With Manuel Neuer confirmed as his new captain, Joachim Loew plans to blood Germany's next generation as part of his team's preparations to defend their World Cup title in Russia.
Germany's journey to the 2018 finals starts on Sunday at Oslo's Ullevaal Stadium in their opening qualifier against Norway.
Since winning the 2014 World Cup in Brazil, head coach Loew has lost five experienced veterans, each of whom made more than 100 appearances for Germany.
Philipp Lahm, Miroslav Klose, Per Mertesacker, Lukas Podolski and now Bastian Schweinsteiger, who bowed out in Wednesday's 2-0 friendly win over Finland, have all retired from international football.
With them went the collective experience of 604 caps and 152 goals.
But Germany's next crop of talent is knocking at the door.
Loew has said they will get their chance on the road to Russia, in forthcoming qualifiers and friendlies, plus next June's Confederations Cup, against the likes of Portugal, Mexico, Chile, Australia, New Zealand and hosts Russia.
Hoffenheim defender Niklas Suele made his debut against Finland while Schalke 04's Max Meyer and Bayer Leverkusen's Julian Brandt also started in Moenchengladbach.
All three are still only 20.
"They did well.

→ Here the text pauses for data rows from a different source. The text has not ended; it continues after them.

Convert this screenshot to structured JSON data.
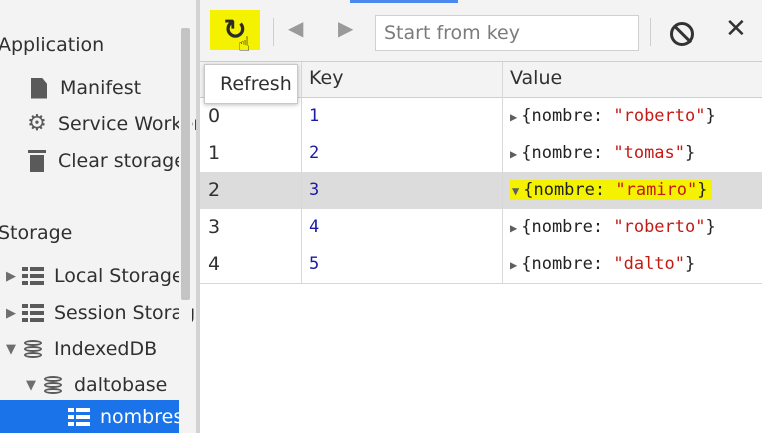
{
  "sidebar": {
    "application_heading": "Application",
    "application_items": [
      {
        "label": "Manifest",
        "icon": "document-icon"
      },
      {
        "label": "Service Workers",
        "icon": "gear-icon"
      },
      {
        "label": "Clear storage",
        "icon": "trash-icon"
      }
    ],
    "storage_heading": "Storage",
    "storage_items": [
      {
        "label": "Local Storage",
        "icon": "grid-icon",
        "expanded": false
      },
      {
        "label": "Session Storage",
        "icon": "grid-icon",
        "expanded": false
      },
      {
        "label": "IndexedDB",
        "icon": "database-icon",
        "expanded": true
      },
      {
        "label": "daltobase",
        "icon": "database-icon",
        "expanded": true
      },
      {
        "label": "nombres",
        "icon": "grid-icon",
        "selected": true
      }
    ]
  },
  "toolbar": {
    "refresh_tooltip": "Refresh",
    "search": {
      "placeholder": "Start from key",
      "value": ""
    },
    "icons": {
      "refresh": "refresh-icon",
      "previous": "previous-page-icon",
      "next": "next-page-icon",
      "clear": "clear-object-store-icon",
      "delete": "delete-selected-icon"
    }
  },
  "table": {
    "columns": [
      "#",
      "Key",
      "Value"
    ],
    "rows": [
      {
        "index": "0",
        "key": "1",
        "value_prefix": "{nombre: ",
        "value_string": "\"roberto\"",
        "value_suffix": "}",
        "highlighted": false
      },
      {
        "index": "1",
        "key": "2",
        "value_prefix": "{nombre: ",
        "value_string": "\"tomas\"",
        "value_suffix": "}",
        "highlighted": false
      },
      {
        "index": "2",
        "key": "3",
        "value_prefix": "{nombre: ",
        "value_string": "\"ramiro\"",
        "value_suffix": "}",
        "highlighted": true
      },
      {
        "index": "3",
        "key": "4",
        "value_prefix": "{nombre: ",
        "value_string": "\"roberto\"",
        "value_suffix": "}",
        "highlighted": false
      },
      {
        "index": "4",
        "key": "5",
        "value_prefix": "{nombre: ",
        "value_string": "\"dalto\"",
        "value_suffix": "}",
        "highlighted": false
      }
    ]
  },
  "colors": {
    "highlighter": "#f4f200",
    "selection": "#1a73e8",
    "key_number": "#1a1aa6",
    "string_value": "#c41a16"
  }
}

You could see that we were taking a look at the future," Loew said following the Finland win.
"It was either their first game, or one of their first, and we'll be using games like that to give the players experience.
"That's how I'll most likely use the Confed Cup.
"I want to increase the prospects of the younger players. From now on, the door is wide open."
For now, Loew will take no risks with the starting line-up in Oslo, but Meyer and 21-year-old Bayern Munich defender Joshua Kimmich are expected to feature.
A 2-0 defeat away to Poland in October 2014 meant Germany lost their opening Euro 2016 qualifier.
Loew will want no repeat against Norway, who lost their warm-up friendly 1-0 to Belarus in Oslo on Wednesday.
"We will field a strong team. And we will win," he insisted.
Home qualifiers against Czech Republic and Northern Ireland, a friendly away to Italy and a trip to minnows San Marino will follow in October and November.
Neuer said four wins from their four qualifiers in 2016 are expected.
Loew has an embarrassment of young riches waiting in the wings.
Rising stars like winger Leroy Sane, for whom Manchester City reportedly paid £37 million ($48m, 43m euros), and Borussia Dortmund's defensive midfielder Julian Weigl are also still only 20.
The same goes for Schalke's attacking midfielder Meyer, who captained the Germany team in Rio and scored the senior side's opening goal against Finland.
He turns 21 on September 18.
"A new cycle will begin now," Germany's team manager Oliver Bierhoff said Friday.
"We have analysed the Euro, Schweinsteiger and Podolski have retired, so this is our first overhaul since the 2014 World Cup.
"The team's faces change regularly, but we have to keep working hard, keep developing the team and fill any holes left (by retirements).
"We have to give the next generation the experience and the opportunities at the top level."
The world champions themselves are far from an ageing bunch.
Of Loew's trusted core, Toni Kroos and Thomas Mueller are still only 26, while Jerome Boateng, Mats Hummels and Mesut Ozil are 27.
Of the other World Cup winners, only Benedikt Hoewedes, Sami Khedira and Neuer will be the wrong side of 30 when the next World Cup kicks off in June 2018.
Neuer, voted the world's best goalkeeper for the last three years, follows on from Lahm, who captained Germany from 2010 until the World Cup win in Brazil, and Schweinsteiger, skipper from 2014 through to Euro 2016.
Having already been captain for five of Germany's six matches at Euro 2016, when Schweinsteiger was sidelined with a knee injury, Neuer says his role is to integrate tomorrow's stars into the national set-up.
"I try to speak to the young players and make sure they feel welcome," said Neuer.
"It's worked well and they have confirmed that with their performances."